§ Exercise goal
Please report every line in the entries that contains the string "icon".
= Beginning of Section =
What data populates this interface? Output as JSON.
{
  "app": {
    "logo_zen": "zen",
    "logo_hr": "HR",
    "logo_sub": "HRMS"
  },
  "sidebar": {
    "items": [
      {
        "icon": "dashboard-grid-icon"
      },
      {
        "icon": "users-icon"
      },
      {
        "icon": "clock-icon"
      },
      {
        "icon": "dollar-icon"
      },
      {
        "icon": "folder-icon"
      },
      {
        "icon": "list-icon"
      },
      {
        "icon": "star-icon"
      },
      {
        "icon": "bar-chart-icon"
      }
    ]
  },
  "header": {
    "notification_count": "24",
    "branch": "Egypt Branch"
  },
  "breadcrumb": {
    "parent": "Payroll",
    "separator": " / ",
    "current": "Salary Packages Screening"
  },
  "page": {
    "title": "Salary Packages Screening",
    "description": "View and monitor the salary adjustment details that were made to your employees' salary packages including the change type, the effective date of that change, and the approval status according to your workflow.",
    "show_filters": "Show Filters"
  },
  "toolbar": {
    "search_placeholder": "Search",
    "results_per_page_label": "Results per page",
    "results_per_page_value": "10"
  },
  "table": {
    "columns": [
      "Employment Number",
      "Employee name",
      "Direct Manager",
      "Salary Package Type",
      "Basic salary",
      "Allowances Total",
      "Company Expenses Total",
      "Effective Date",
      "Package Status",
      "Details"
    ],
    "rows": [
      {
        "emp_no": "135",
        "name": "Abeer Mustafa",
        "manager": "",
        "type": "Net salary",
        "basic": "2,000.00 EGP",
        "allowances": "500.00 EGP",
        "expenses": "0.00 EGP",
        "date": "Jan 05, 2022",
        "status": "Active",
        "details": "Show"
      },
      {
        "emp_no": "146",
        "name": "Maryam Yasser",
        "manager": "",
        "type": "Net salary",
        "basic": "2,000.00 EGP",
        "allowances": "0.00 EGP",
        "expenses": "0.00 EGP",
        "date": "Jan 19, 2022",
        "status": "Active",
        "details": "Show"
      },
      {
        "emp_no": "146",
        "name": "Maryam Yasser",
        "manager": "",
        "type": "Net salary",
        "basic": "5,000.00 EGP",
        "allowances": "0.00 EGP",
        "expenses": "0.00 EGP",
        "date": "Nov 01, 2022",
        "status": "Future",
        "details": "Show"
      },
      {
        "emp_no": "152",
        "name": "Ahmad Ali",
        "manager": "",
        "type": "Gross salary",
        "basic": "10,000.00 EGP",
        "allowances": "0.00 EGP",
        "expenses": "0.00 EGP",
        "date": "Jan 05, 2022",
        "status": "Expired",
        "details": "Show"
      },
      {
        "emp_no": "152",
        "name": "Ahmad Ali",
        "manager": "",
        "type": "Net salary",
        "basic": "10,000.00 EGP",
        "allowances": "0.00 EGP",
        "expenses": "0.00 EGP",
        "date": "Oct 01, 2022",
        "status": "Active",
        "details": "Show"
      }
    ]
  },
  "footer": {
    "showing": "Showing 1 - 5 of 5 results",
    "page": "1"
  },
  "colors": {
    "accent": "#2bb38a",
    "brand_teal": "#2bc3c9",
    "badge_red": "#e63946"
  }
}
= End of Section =
§ Answer section
        "icon": "dashboard-grid-icon"
        "icon": "users-icon"
        "icon": "clock-icon"
        "icon": "dollar-icon"
        "icon": "folder-icon"
        "icon": "list-icon"
        "icon": "star-icon"
        "icon": "bar-chart-icon"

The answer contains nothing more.